**MDPI and ACS Style**

Zhao, H.; Wang, X.; Cui, S.; Jiang, B.; Ma, S.; Zhang, W.; Zhang, P.; Wang, X.; Wei, J.; Liu, S.
Study on the Phase Angle Master Curve of the Polyurethane Mixture with Dense Gradation. *Coatings* **2023**, *13*, 909.
https://doi.org/10.3390/coatings13050909

**AMA Style**

Zhao H, Wang X, Cui S, Jiang B, Ma S, Zhang W, Zhang P, Wang X, Wei J, Liu S.
Study on the Phase Angle Master Curve of the Polyurethane Mixture with Dense Gradation. *Coatings*. 2023; 13(5):909.
https://doi.org/10.3390/coatings13050909

**Chicago/Turabian Style**

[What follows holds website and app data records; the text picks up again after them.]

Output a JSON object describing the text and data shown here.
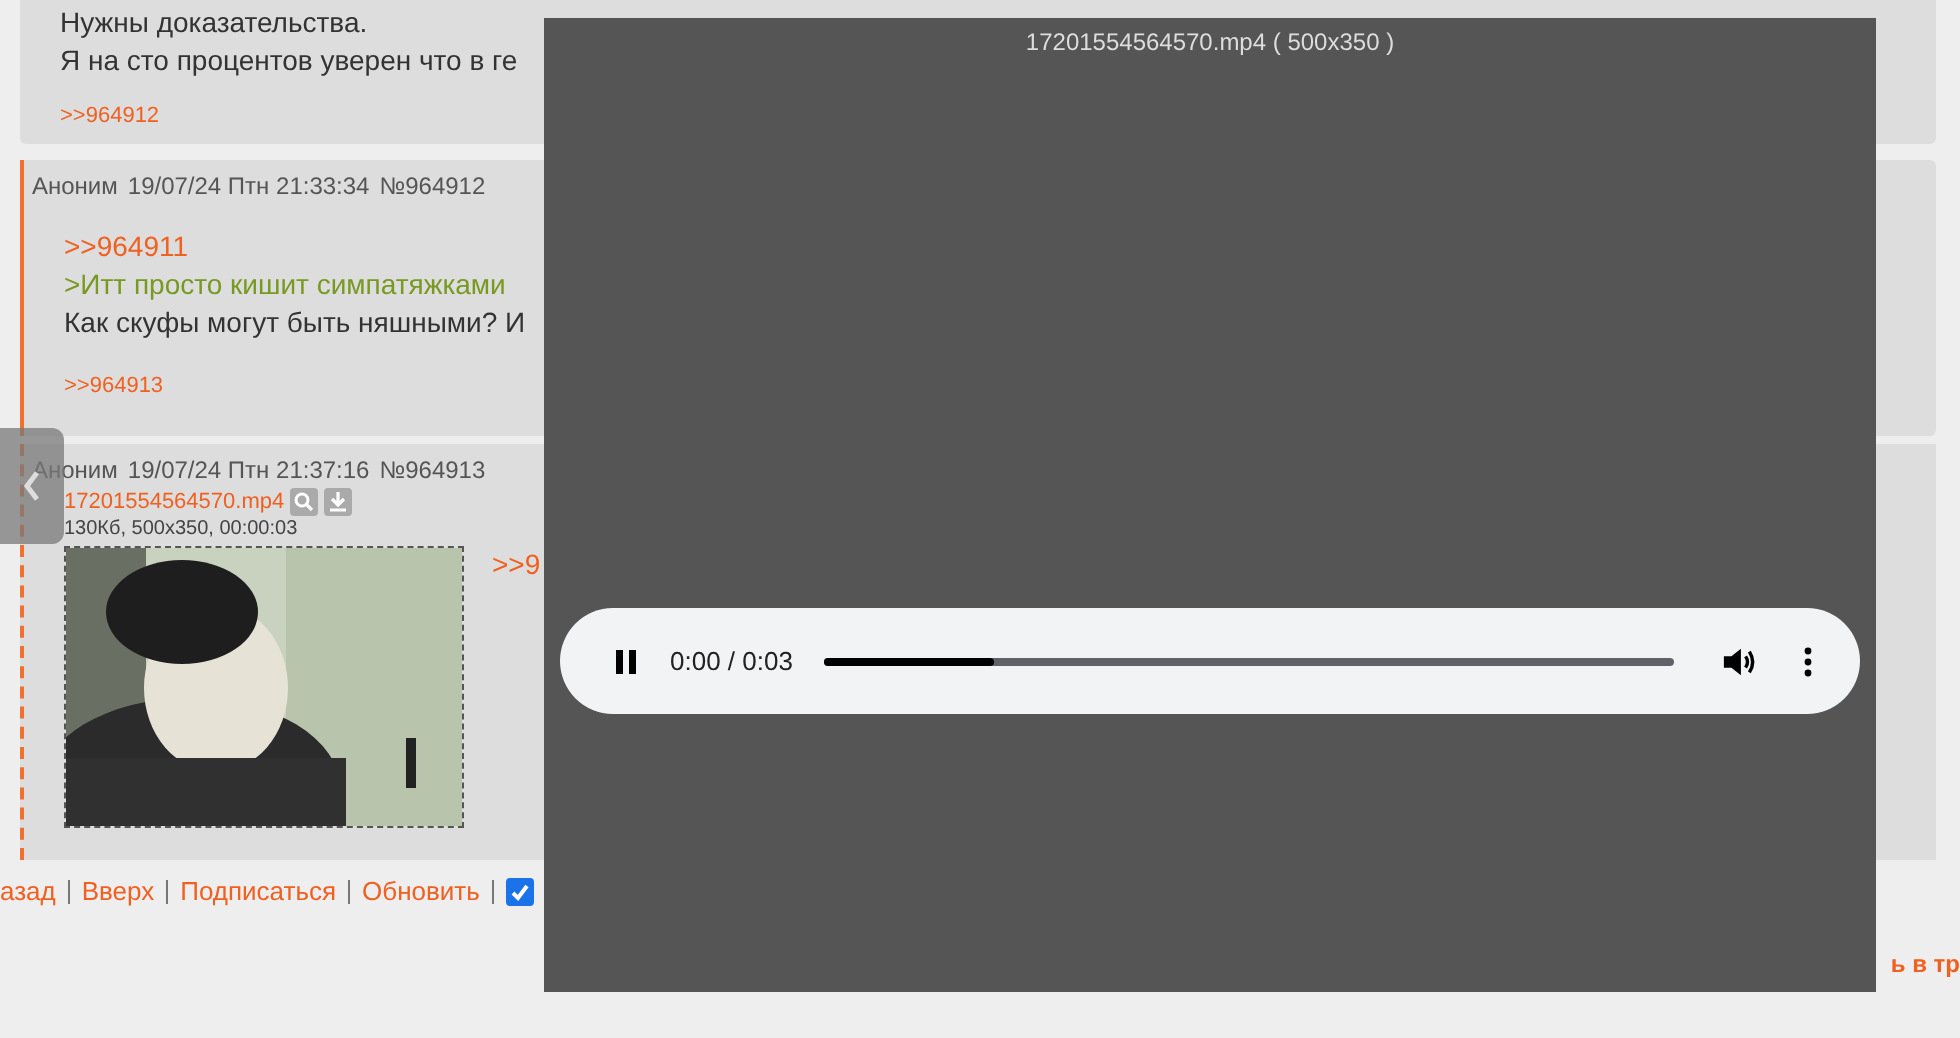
{
  "posts": [
    {
      "lines": [
        {
          "kind": "text",
          "text": "Нужны доказательства."
        },
        {
          "kind": "text",
          "text": "Я на сто процентов уверен что в ге"
        }
      ],
      "replies": [
        ">>964912"
      ]
    },
    {
      "header": {
        "name": "Аноним",
        "date": "19/07/24 Птн 21:33:34",
        "number": "№964912"
      },
      "lines": [
        {
          "kind": "link",
          "text": ">>964911"
        },
        {
          "kind": "quote",
          "text": ">Итт просто кишит симпатяжками"
        },
        {
          "kind": "text",
          "text": "Как скуфы могут быть няшными? И"
        }
      ],
      "replies": [
        ">>964913"
      ]
    },
    {
      "header": {
        "name": "Аноним",
        "date": "19/07/24 Птн 21:37:16",
        "number": "№964913"
      },
      "file": {
        "name": "17201554564570.mp4",
        "info": "130Кб, 500x350, 00:00:03"
      },
      "lines": [
        {
          "kind": "link",
          "text": ">>9"
        }
      ]
    }
  ],
  "footer_links": [
    "азад",
    "Вверх",
    "Подписаться",
    "Обновить"
  ],
  "auto_update": {
    "checked": true
  },
  "bottom_link": "ь в тр",
  "viewer": {
    "title": "17201554564570.mp4 ( 500x350 )",
    "player": {
      "playing": true,
      "time": "0:00 / 0:03",
      "level": 0.2
    }
  }
}
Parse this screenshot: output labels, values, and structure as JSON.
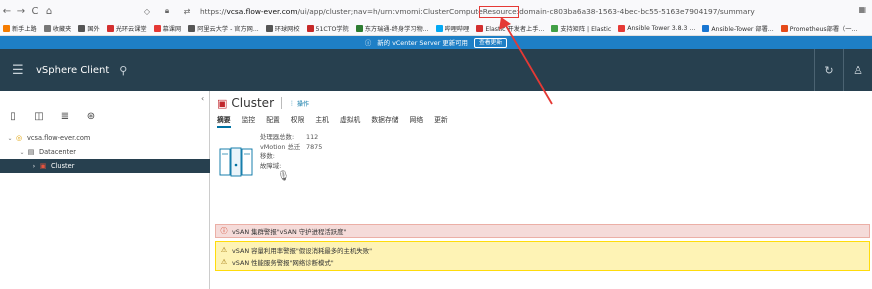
{
  "browser": {
    "url_scheme": "https://",
    "url_host": "vcsa.flow-ever.com",
    "url_path": "/ui/app/cluster;nav=h/urn:vmomi:ClusterComputeResource:domain-c803ba6a38-1563-4bec-bc55-5163e7904197/summary",
    "bookmarks": [
      {
        "label": "新手上路",
        "color": "#f57c00"
      },
      {
        "label": "收藏夹",
        "color": "#777777"
      },
      {
        "label": "国外",
        "color": "#555555"
      },
      {
        "label": "光环云课堂",
        "color": "#d32f2f"
      },
      {
        "label": "慕课网",
        "color": "#e53935"
      },
      {
        "label": "阿里云大学 - 官方网...",
        "color": "#555555"
      },
      {
        "label": "环球网校",
        "color": "#555555"
      },
      {
        "label": "51CTO学院",
        "color": "#c62828"
      },
      {
        "label": "东方瑞通-终身学习物...",
        "color": "#2e7d32"
      },
      {
        "label": "哔哩哔哩",
        "color": "#03a9f4"
      },
      {
        "label": "Elastic 开发者上手...",
        "color": "#d32f2f"
      },
      {
        "label": "支持矩阵 | Elastic",
        "color": "#43a047"
      },
      {
        "label": "Ansible Tower 3.8.3 ...",
        "color": "#e53935"
      },
      {
        "label": "Ansible-Tower 部署...",
        "color": "#1976d2"
      },
      {
        "label": "Prometheus部署（一...",
        "color": "#e64a19"
      }
    ]
  },
  "banner": {
    "text": "新的 vCenter Server 更新可用",
    "button": "查看更新"
  },
  "header": {
    "title": "vSphere Client"
  },
  "sidebar": {
    "tree": [
      {
        "label": "vcsa.flow-ever.com",
        "chev": "⌄",
        "icon": "◎",
        "indent": 0
      },
      {
        "label": "Datacenter",
        "chev": "⌄",
        "icon": "▤",
        "indent": 1
      },
      {
        "label": "Cluster",
        "chev": "›",
        "icon": "▣",
        "indent": 2
      }
    ]
  },
  "main": {
    "title": "Cluster",
    "actions_label": "操作",
    "tabs": [
      "摘要",
      "监控",
      "配置",
      "权限",
      "主机",
      "虚拟机",
      "数据存储",
      "网络",
      "更新"
    ],
    "summary": {
      "rows": [
        {
          "label": "处理器总数:",
          "value": "112"
        },
        {
          "label": "vMotion 总迁移数:",
          "value": "7875"
        },
        {
          "label": "故障域:",
          "value": ""
        }
      ]
    },
    "alerts": {
      "red": "vSAN 集群警报\"vSAN 守护进程活跃度\"",
      "yellow": [
        "vSAN 容量利用率警报\"假设消耗最多的主机失败\"",
        "vSAN 性能服务警报\"网络诊断模式\""
      ]
    }
  },
  "colors": {
    "header_bg": "#27404f",
    "banner_bg": "#1e7fc6",
    "accent": "#0072a3",
    "annotation_red": "#e53935"
  }
}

Zhao, Haisheng, Xiufen Wang, Shiping Cui, Bin Jiang, Shijie Ma, Wensheng Zhang, Peiyu Zhang, Xiaoyan Wang, Jincheng Wei, and Shan Liu.
2023. "Study on the Phase Angle Master Curve of the Polyurethane Mixture with Dense Gradation" *Coatings* 13, no. 5: 909.
https://doi.org/10.3390/coatings13050909